At JOI, we often make the distinction that assimilation and intermarriage are not the same thing. From the rapid expansion of our programs like The Mothers Circle – for women of other backgrounds raising Jewish children – we know there are an untold number of intermarried families who want to participate in Jewish life but instead find barriers. These are not families on the road to assimilation; they are on the road to deeper Jewish involvement and we need to make sure we are doing all we can to reach them and welcome them in.
This distinction, though, is still mistakenly seen by too many as one in the same.

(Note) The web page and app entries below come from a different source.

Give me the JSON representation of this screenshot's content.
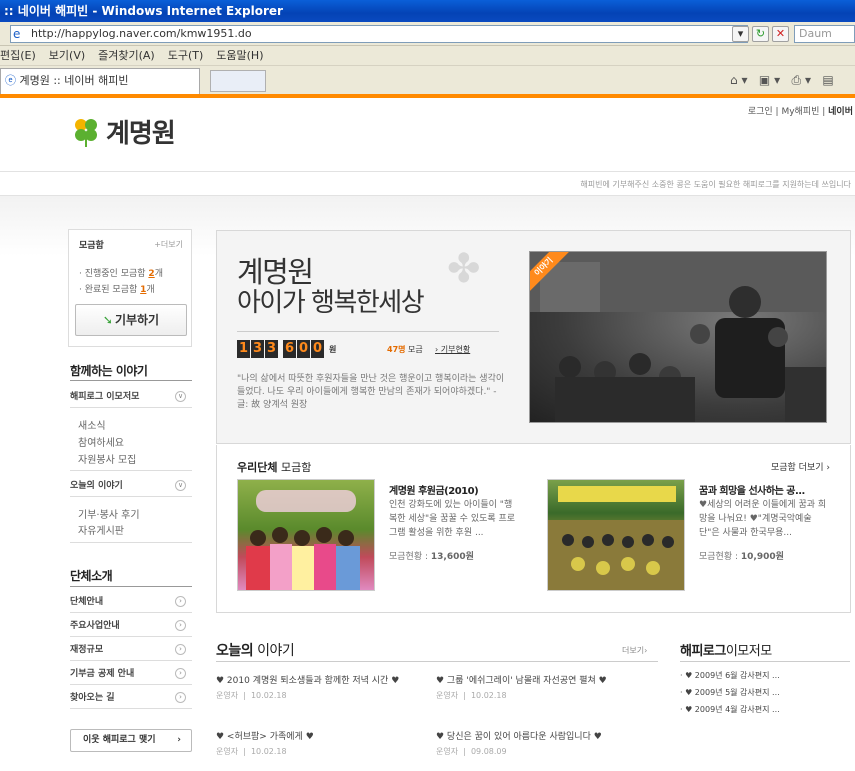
{
  "browser": {
    "title": ":: 네이버 해피빈 - Windows Internet Explorer",
    "url": "http://happylog.naver.com/kmw1951.do",
    "search_placeholder": "Daum",
    "menu": [
      "편집(E)",
      "보기(V)",
      "즐겨찾기(A)",
      "도구(T)",
      "도움말(H)"
    ],
    "tab_label": "계명원 :: 네이버 해피빈"
  },
  "header": {
    "links": [
      "로그인",
      "My해피빈",
      "네이버"
    ],
    "logo": "계명원",
    "tagline": "해피빈에 기부해주신 소중한 콩은 도움이 필요한 해피로그를 지원하는데 쓰입니다"
  },
  "sidebar": {
    "fund_title": "모금함",
    "fund_more": "+더보기",
    "ongoing_label": "· 진행중인 모금함",
    "ongoing_count": "2",
    "completed_label": "· 완료된 모금함",
    "completed_count": "1",
    "count_suffix": "개",
    "donate_button": "기부하기",
    "together_title": "함께하는 이야기",
    "together_items": [
      {
        "label": "해피로그 이모저모",
        "subs": [
          "새소식",
          "참여하세요",
          "자원봉사 모집"
        ]
      },
      {
        "label": "오늘의 이야기",
        "subs": [
          "기부·봉사 후기",
          "자유게시판"
        ]
      }
    ],
    "org_title": "단체소개",
    "org_items": [
      "단체안내",
      "주요사업안내",
      "재정규모",
      "기부금 공제 안내",
      "찾아오는 길"
    ],
    "neighbor_button": "이웃 해피로그 맺기"
  },
  "hero": {
    "title1": "계명원",
    "title2": "아이가 행복한세상",
    "amount_digits": [
      "1",
      "3",
      "3",
      "6",
      "0",
      "0"
    ],
    "amount_unit": "원",
    "donor_count": "47명",
    "donor_label": "모금",
    "status_link": "기부현황",
    "quote": "\"나의 삶에서 따뜻한 후원자들을 만난 것은 행운이고 행복이라는 생각이 들었다. 나도 우리 아이들에게 행복한 만남의 존재가 되어야하겠다.\" -글: 故 양계석 원장",
    "photo_badge": "이야기"
  },
  "group": {
    "title_bold": "우리단체",
    "title_rest": "모금함",
    "more": "모금함 더보기 ›",
    "items": [
      {
        "name": "계명원 후원금(2010)",
        "desc": "인천 강화도에 있는 아이들이 \"행복한 세상\"을 꿈꿀 수 있도록 프로그램 활성을 위한 후원 ...",
        "stat_label": "모금현황 :",
        "stat_value": "13,600원"
      },
      {
        "name": "꿈과 희망을 선사하는 공...",
        "desc": "♥세상의 어려운 이들에게 꿈과 희망을 나눠요! ♥\"계명국악예술단\"은 사물과 한국무용...",
        "stat_label": "모금현황 :",
        "stat_value": "10,900원"
      }
    ]
  },
  "stories": {
    "title_bold": "오늘의",
    "title_rest": "이야기",
    "more": "더보기›",
    "items": [
      {
        "title": "♥ 2010 계명원 퇴소생들과 함께한 저녁 시간 ♥",
        "author": "운영자",
        "date": "10.02.18"
      },
      {
        "title": "♥ 그룹 '에쉬그레이' 남몰래 자선공연 펼쳐 ♥",
        "author": "운영자",
        "date": "10.02.18"
      },
      {
        "title": "♥ <허브팜> 가족에게 ♥",
        "author": "운영자",
        "date": "10.02.18"
      },
      {
        "title": "♥ 당신은 꿈이 있어 아름다운 사람입니다 ♥",
        "author": "운영자",
        "date": "09.08.09"
      }
    ]
  },
  "happylog_news": {
    "title_bold": "해피로그",
    "title_rest": "이모저모",
    "items": [
      "· ♥ 2009년 6월 감사편지 ...",
      "· ♥ 2009년 5월 감사편지 ...",
      "· ♥ 2009년 4월 감사편지 ..."
    ]
  },
  "colors": {
    "accent": "#ff8a00",
    "clover": "#3aa33a",
    "title_bar": "#0a5fd8"
  }
}
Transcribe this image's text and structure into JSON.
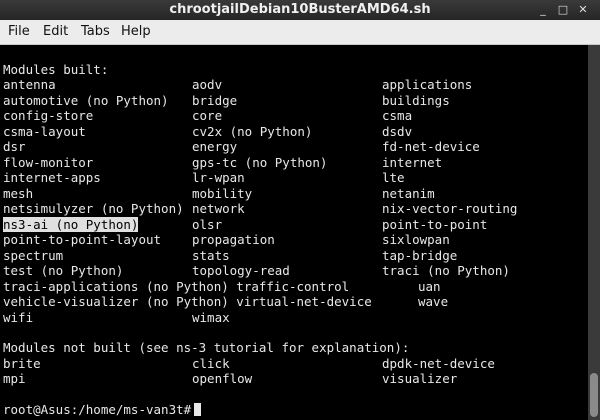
{
  "window": {
    "title": "chrootjailDebian10BusterAMD64.sh",
    "min_glyph": "_",
    "max_glyph": "□",
    "close_glyph": "✕"
  },
  "menu": [
    "File",
    "Edit",
    "Tabs",
    "Help"
  ],
  "terminal": {
    "built_header": "Modules built:",
    "built": [
      [
        "antenna",
        "aodv",
        "applications"
      ],
      [
        "automotive (no Python)",
        "bridge",
        "buildings"
      ],
      [
        "config-store",
        "core",
        "csma"
      ],
      [
        "csma-layout",
        "cv2x (no Python)",
        "dsdv"
      ],
      [
        "dsr",
        "energy",
        "fd-net-device"
      ],
      [
        "flow-monitor",
        "gps-tc (no Python)",
        "internet"
      ],
      [
        "internet-apps",
        "lr-wpan",
        "lte"
      ],
      [
        "mesh",
        "mobility",
        "netanim"
      ],
      [
        "netsimulyzer (no Python)",
        "network",
        "nix-vector-routing"
      ],
      [
        "ns3-ai (no Python)",
        "olsr",
        "point-to-point"
      ],
      [
        "point-to-point-layout",
        "propagation",
        "sixlowpan"
      ],
      [
        "spectrum",
        "stats",
        "tap-bridge"
      ],
      [
        "test (no Python)",
        "topology-read",
        "traci (no Python)"
      ],
      [
        "traci-applications (no Python) traffic-control",
        "",
        "uan"
      ],
      [
        "vehicle-visualizer (no Python) virtual-net-device",
        "",
        "wave"
      ],
      [
        "wifi",
        "wimax",
        ""
      ]
    ],
    "not_built_header": "Modules not built (see ns-3 tutorial for explanation):",
    "not_built": [
      [
        "brite",
        "click",
        "dpdk-net-device"
      ],
      [
        "mpi",
        "openflow",
        "visualizer"
      ]
    ],
    "prompt": "root@Asus:/home/ms-van3t#"
  },
  "colors": {
    "background": "#000000",
    "text": "#e8e8e8",
    "highlight": "#e0e0e0"
  }
}
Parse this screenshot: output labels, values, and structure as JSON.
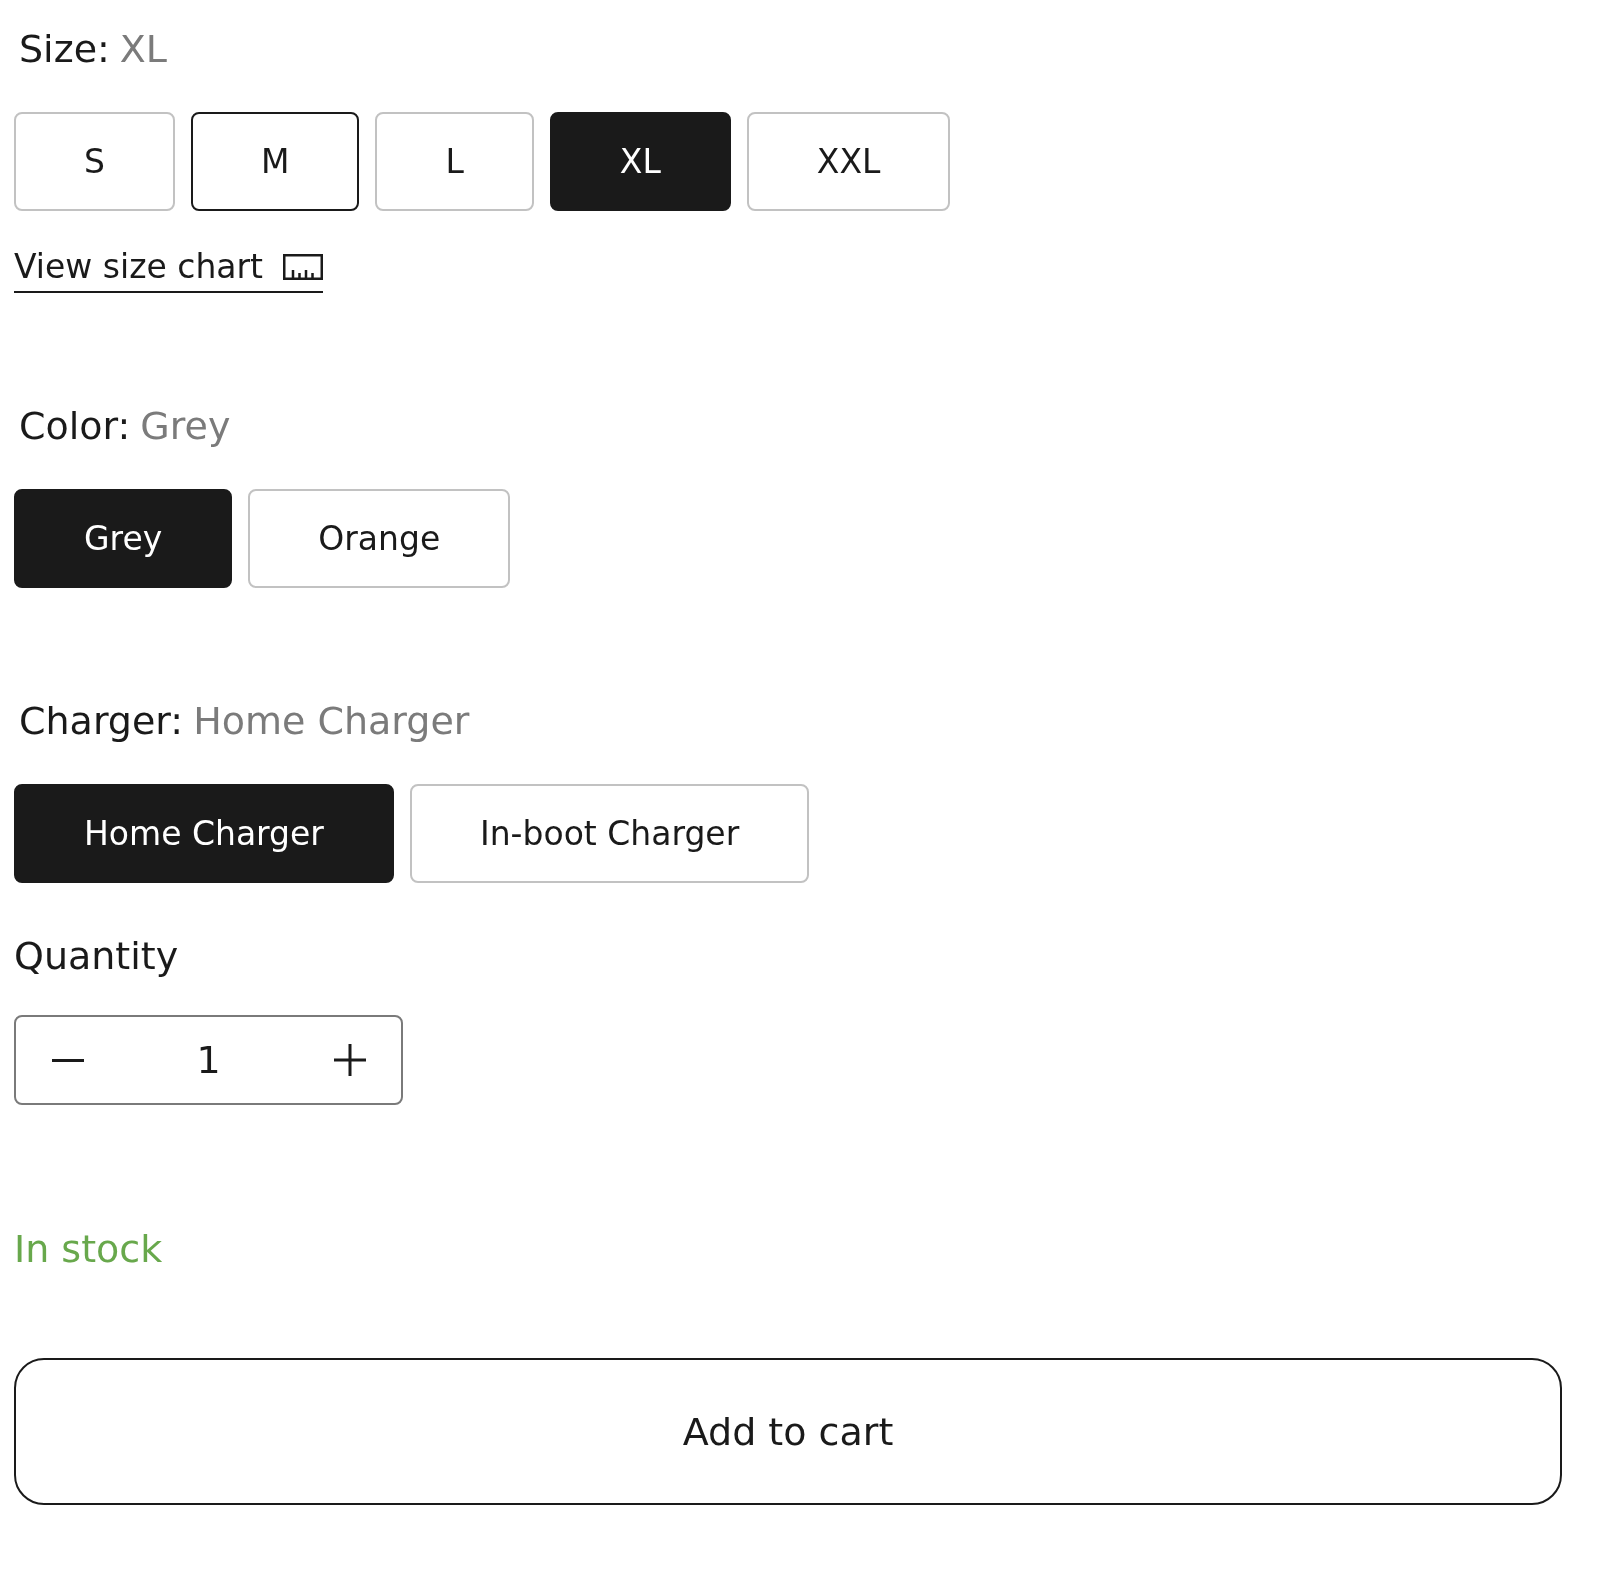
{
  "options": [
    {
      "label": "Size:",
      "value": "XL",
      "choices": [
        {
          "label": "S",
          "selected": false,
          "hovered": false
        },
        {
          "label": "M",
          "selected": false,
          "hovered": true
        },
        {
          "label": "L",
          "selected": false,
          "hovered": false
        },
        {
          "label": "XL",
          "selected": true,
          "hovered": false
        },
        {
          "label": "XXL",
          "selected": false,
          "hovered": false
        }
      ],
      "link": {
        "text": "View size chart"
      }
    },
    {
      "label": "Color:",
      "value": "Grey",
      "choices": [
        {
          "label": "Grey",
          "selected": true,
          "hovered": false
        },
        {
          "label": "Orange",
          "selected": false,
          "hovered": false
        }
      ]
    },
    {
      "label": "Charger:",
      "value": "Home Charger",
      "choices": [
        {
          "label": "Home Charger",
          "selected": true,
          "hovered": false
        },
        {
          "label": "In-boot Charger",
          "selected": false,
          "hovered": false
        }
      ]
    }
  ],
  "quantity": {
    "label": "Quantity",
    "value": "1"
  },
  "stock": {
    "text": "In stock",
    "in_stock": true
  },
  "add_to_cart": {
    "label": "Add to cart"
  }
}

There is an ingrained belief that when someone intermarries, they are “marrying out.” That is why we were delighted to read in the Jerusalem Post some words by Rabbi Gilad Kariv, head of the Israel Movement for Progressive Judaism, the Israeli branch of the Reform Movement.
Speaking recently to the Knesset Immigration, Absorption and Diaspora Affairs Committee, he said intermarried families and their children should not be ignored. “There may be 55 percent of marriages between Jews and non-Jews, but that does not mean there’s a 55 percent assimilation rate and that families in this group are torn away from the Jewish people.” He urged authorities to “institute faster conversions and carry out a more inclusive policy toward the children of mixed marriage, lest they be lost.”

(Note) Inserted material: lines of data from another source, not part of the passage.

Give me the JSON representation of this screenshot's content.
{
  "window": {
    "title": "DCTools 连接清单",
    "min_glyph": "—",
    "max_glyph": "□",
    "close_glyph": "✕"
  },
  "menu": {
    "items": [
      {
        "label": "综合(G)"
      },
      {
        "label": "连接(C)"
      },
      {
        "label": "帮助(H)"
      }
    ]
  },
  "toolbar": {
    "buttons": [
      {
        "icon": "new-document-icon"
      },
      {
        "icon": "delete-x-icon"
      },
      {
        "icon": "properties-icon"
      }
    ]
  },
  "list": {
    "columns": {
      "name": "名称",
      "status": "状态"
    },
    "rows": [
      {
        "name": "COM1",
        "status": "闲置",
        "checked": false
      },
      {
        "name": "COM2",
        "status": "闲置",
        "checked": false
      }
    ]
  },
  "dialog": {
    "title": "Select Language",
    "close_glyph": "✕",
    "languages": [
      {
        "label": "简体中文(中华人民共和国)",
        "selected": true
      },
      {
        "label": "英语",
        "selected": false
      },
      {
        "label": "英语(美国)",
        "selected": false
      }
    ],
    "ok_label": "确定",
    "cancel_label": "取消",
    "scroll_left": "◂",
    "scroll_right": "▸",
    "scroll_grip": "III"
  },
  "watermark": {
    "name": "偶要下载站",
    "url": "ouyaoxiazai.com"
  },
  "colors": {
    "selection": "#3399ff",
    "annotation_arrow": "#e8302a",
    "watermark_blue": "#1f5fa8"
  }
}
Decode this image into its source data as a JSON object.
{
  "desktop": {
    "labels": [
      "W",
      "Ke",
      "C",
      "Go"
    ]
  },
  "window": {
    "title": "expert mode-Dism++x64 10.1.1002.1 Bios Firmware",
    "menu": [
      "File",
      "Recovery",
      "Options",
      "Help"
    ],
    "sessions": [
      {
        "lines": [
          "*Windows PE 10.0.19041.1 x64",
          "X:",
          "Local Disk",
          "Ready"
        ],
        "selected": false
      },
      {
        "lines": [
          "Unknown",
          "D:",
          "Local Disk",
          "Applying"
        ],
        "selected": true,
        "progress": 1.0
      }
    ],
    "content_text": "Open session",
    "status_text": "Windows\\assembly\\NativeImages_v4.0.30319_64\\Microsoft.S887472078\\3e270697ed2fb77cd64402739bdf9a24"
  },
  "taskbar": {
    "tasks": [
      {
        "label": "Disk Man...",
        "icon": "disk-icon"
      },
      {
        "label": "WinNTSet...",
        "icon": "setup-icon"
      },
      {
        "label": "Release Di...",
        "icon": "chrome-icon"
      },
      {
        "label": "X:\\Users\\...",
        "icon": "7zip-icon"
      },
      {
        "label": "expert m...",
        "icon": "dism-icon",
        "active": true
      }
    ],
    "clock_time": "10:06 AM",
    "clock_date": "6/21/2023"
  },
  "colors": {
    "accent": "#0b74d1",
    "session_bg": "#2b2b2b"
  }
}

Rabbi Kariv has hit the nail on the head and hopefully his audience was listening. We are at a point in our history where intermarriage is a reality among every Jewish denomination, no matter how liberal or traditional. At the same committee hearing, a study by the Knesset Information and Research Center found that “intermarriage rates among religious and secular families are almost identical.” This means that as we move forward, intermarried families and their children need to be seen and treated as members of the Jewish community, especially if we want them to make Jewish choices.
Member of Knesset Marina Solodkin added to the issue, recounting a Russian phrase that is quite appropriate: “Half a Jew is still a Jew.” Instead of demonizing intermarriage, which has never succeeded in stopping the phenomenon, the Jewish community needs to do a better job of opening our doors and meeting the needs of these families. We need to engage, not assume these families are on the “verge of assimilation.” If we do make that assumption, we won’t have much of a Jewish community in the future.